## Records to use
^^^^

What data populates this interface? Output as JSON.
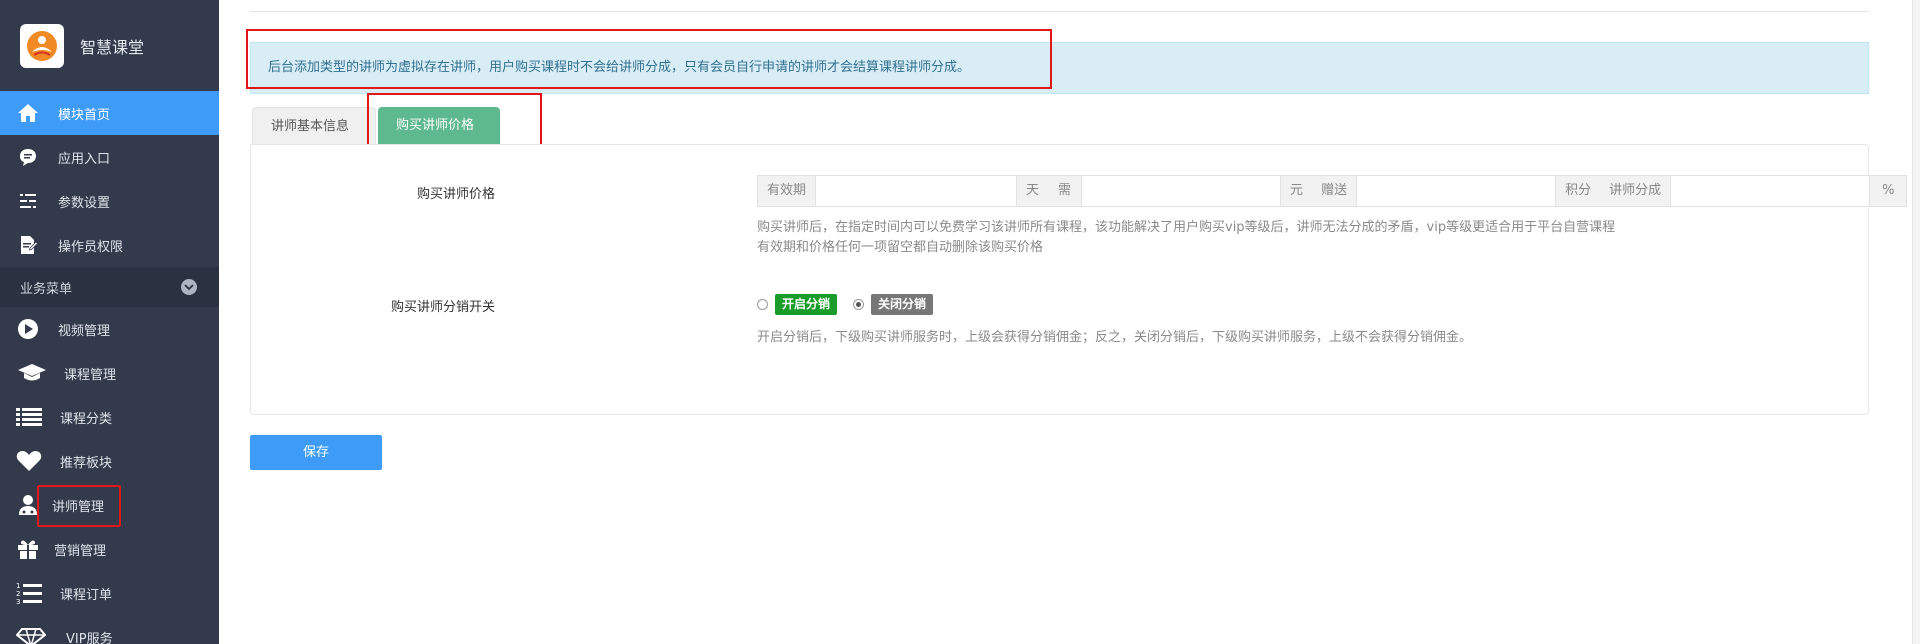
{
  "app": {
    "name": "智慧课堂"
  },
  "sidebar": {
    "items": [
      {
        "label": "模块首页",
        "icon": "home-icon",
        "active": true
      },
      {
        "label": "应用入口",
        "icon": "chat-bubble-icon"
      },
      {
        "label": "参数设置",
        "icon": "settings-list-icon"
      },
      {
        "label": "操作员权限",
        "icon": "document-edit-icon"
      }
    ],
    "group": {
      "label": "业务菜单",
      "icon": "chevron-down-icon"
    },
    "business_items": [
      {
        "label": "视频管理",
        "icon": "play-icon"
      },
      {
        "label": "课程管理",
        "icon": "graduation-cap-icon"
      },
      {
        "label": "课程分类",
        "icon": "list-icon"
      },
      {
        "label": "推荐板块",
        "icon": "heart-icon"
      },
      {
        "label": "讲师管理",
        "icon": "teacher-icon"
      },
      {
        "label": "营销管理",
        "icon": "gift-icon"
      },
      {
        "label": "课程订单",
        "icon": "ordered-list-icon"
      },
      {
        "label": "VIP服务",
        "icon": "vip-diamond-icon"
      }
    ]
  },
  "alert": {
    "text": "后台添加类型的讲师为虚拟存在讲师，用户购买课程时不会给讲师分成，只有会员自行申请的讲师才会结算课程讲师分成。"
  },
  "tabs": [
    {
      "label": "讲师基本信息",
      "active": false
    },
    {
      "label": "购买讲师价格",
      "active": true
    }
  ],
  "price_row": {
    "label": "购买讲师价格",
    "addons": {
      "validity": "有效期",
      "day": "天",
      "need": "需",
      "yuan": "元",
      "gift": "赠送",
      "points": "积分",
      "share": "讲师分成",
      "percent": "%"
    },
    "values": {
      "validity": "",
      "price": "",
      "points": "",
      "share": ""
    },
    "help_line1": "购买讲师后，在指定时间内可以免费学习该讲师所有课程，该功能解决了用户购买vip等级后，讲师无法分成的矛盾，vip等级更适合用于平台自营课程",
    "help_line2": "有效期和价格任何一项留空都自动删除该购买价格"
  },
  "distribution_row": {
    "label": "购买讲师分销开关",
    "options": [
      {
        "label": "开启分销",
        "checked": false,
        "color": "#1a9c2a"
      },
      {
        "label": "关闭分销",
        "checked": true,
        "color": "#777777"
      }
    ],
    "help": "开启分销后，下级购买讲师服务时，上级会获得分销佣金；反之，关闭分销后，下级购买讲师服务，上级不会获得分销佣金。"
  },
  "save_button": {
    "label": "保存"
  },
  "colors": {
    "accent": "#3e9bf7",
    "tab_active": "#5fb98e",
    "sidebar_bg": "#323a4b",
    "highlight": "#e21818"
  }
}
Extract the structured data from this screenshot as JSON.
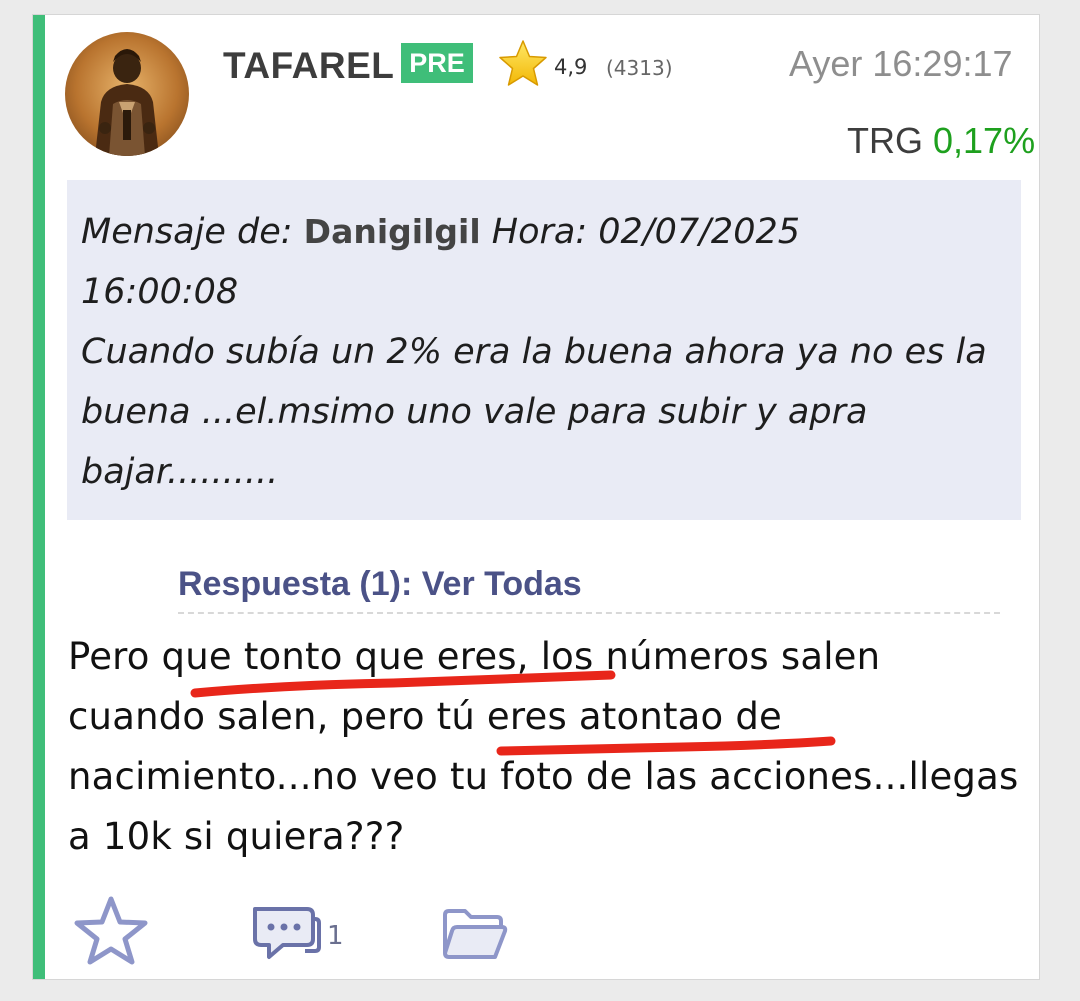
{
  "post": {
    "username": "TAFAREL",
    "badge": "PRE",
    "rating": "4,9",
    "rating_count": "(4313)",
    "timestamp": "Ayer 16:29:17",
    "ticker": "TRG",
    "ticker_change": "0,17%",
    "quote": {
      "prefix": "Mensaje de:",
      "author": "Danigilgil",
      "time_label": "Hora: 02/07/2025",
      "time_value": "16:00:08",
      "text": "Cuando subía un 2% era la buena ahora ya no es la buena ...el.msimo uno vale para subir y apra bajar.........."
    },
    "reply_link": "Respuesta (1): Ver Todas",
    "body": "Pero que tonto que eres, los números salen cuando salen, pero tú eres atontao de nacimiento...no veo tu foto de las acciones...llegas a 10k si quiera???",
    "actions": {
      "favorite_icon": "star-outline-icon",
      "comment_icon": "comment-bubble-icon",
      "comment_count": "1",
      "folder_icon": "folder-open-icon"
    },
    "colors": {
      "accent": "#3fbe79",
      "positive": "#1ea01e",
      "link": "#4b5287",
      "quote_bg": "#e9ebf5",
      "annotation": "#e8261a"
    }
  }
}
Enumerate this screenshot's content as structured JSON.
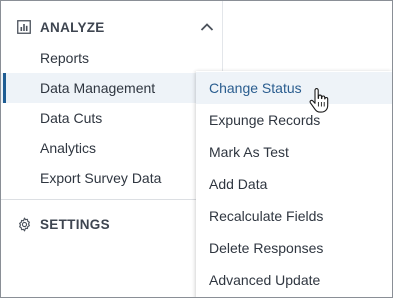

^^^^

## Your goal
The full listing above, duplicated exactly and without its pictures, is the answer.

## Solution for this task
What data populates this interface? Output as JSON.
{
  "app": {
    "name": "智慧课堂"
  },
  "sidebar": {
    "items": [
      {
        "label": "模块首页",
        "icon": "home-icon",
        "active": true
      },
      {
        "label": "应用入口",
        "icon": "chat-bubble-icon"
      },
      {
        "label": "参数设置",
        "icon": "settings-list-icon"
      },
      {
        "label": "操作员权限",
        "icon": "document-edit-icon"
      }
    ],
    "group": {
      "label": "业务菜单",
      "icon": "chevron-down-icon"
    },
    "business_items": [
      {
        "label": "视频管理",
        "icon": "play-icon"
      },
      {
        "label": "课程管理",
        "icon": "graduation-cap-icon"
      },
      {
        "label": "课程分类",
        "icon": "list-icon"
      },
      {
        "label": "推荐板块",
        "icon": "heart-icon"
      },
      {
        "label": "讲师管理",
        "icon": "teacher-icon"
      },
      {
        "label": "营销管理",
        "icon": "gift-icon"
      },
      {
        "label": "课程订单",
        "icon": "ordered-list-icon"
      },
      {
        "label": "VIP服务",
        "icon": "vip-diamond-icon"
      }
    ]
  },
  "alert": {
    "text": "后台添加类型的讲师为虚拟存在讲师，用户购买课程时不会给讲师分成，只有会员自行申请的讲师才会结算课程讲师分成。"
  },
  "tabs": [
    {
      "label": "讲师基本信息",
      "active": false
    },
    {
      "label": "购买讲师价格",
      "active": true
    }
  ],
  "price_row": {
    "label": "购买讲师价格",
    "addons": {
      "validity": "有效期",
      "day": "天",
      "need": "需",
      "yuan": "元",
      "gift": "赠送",
      "points": "积分",
      "share": "讲师分成",
      "percent": "%"
    },
    "values": {
      "validity": "",
      "price": "",
      "points": "",
      "share": ""
    },
    "help_line1": "购买讲师后，在指定时间内可以免费学习该讲师所有课程，该功能解决了用户购买vip等级后，讲师无法分成的矛盾，vip等级更适合用于平台自营课程",
    "help_line2": "有效期和价格任何一项留空都自动删除该购买价格"
  },
  "distribution_row": {
    "label": "购买讲师分销开关",
    "options": [
      {
        "label": "开启分销",
        "checked": false,
        "color": "#1a9c2a"
      },
      {
        "label": "关闭分销",
        "checked": true,
        "color": "#777777"
      }
    ],
    "help": "开启分销后，下级购买讲师服务时，上级会获得分销佣金；反之，关闭分销后，下级购买讲师服务，上级不会获得分销佣金。"
  },
  "save_button": {
    "label": "保存"
  },
  "colors": {
    "accent": "#3e9bf7",
    "tab_active": "#5fb98e",
    "sidebar_bg": "#323a4b",
    "highlight": "#e21818"
  }
}
Extract the structured data from this screenshot as JSON.
{
  "post": {
    "username": "TAFAREL",
    "badge": "PRE",
    "rating": "4,9",
    "rating_count": "(4313)",
    "timestamp": "Ayer 16:29:17",
    "ticker": "TRG",
    "ticker_change": "0,17%",
    "quote": {
      "prefix": "Mensaje de:",
      "author": "Danigilgil",
      "time_label": "Hora: 02/07/2025",
      "time_value": "16:00:08",
      "text": "Cuando subía un 2% era la buena ahora ya no es la buena ...el.msimo uno vale para subir y apra bajar.........."
    },
    "reply_link": "Respuesta (1): Ver Todas",
    "body": "Pero que tonto que eres, los números salen cuando salen, pero tú eres atontao de nacimiento...no veo tu foto de las acciones...llegas a 10k si quiera???",
    "actions": {
      "favorite_icon": "star-outline-icon",
      "comment_icon": "comment-bubble-icon",
      "comment_count": "1",
      "folder_icon": "folder-open-icon"
    },
    "colors": {
      "accent": "#3fbe79",
      "positive": "#1ea01e",
      "link": "#4b5287",
      "quote_bg": "#e9ebf5",
      "annotation": "#e8261a"
    }
  }
}
Enumerate this screenshot's content as structured JSON.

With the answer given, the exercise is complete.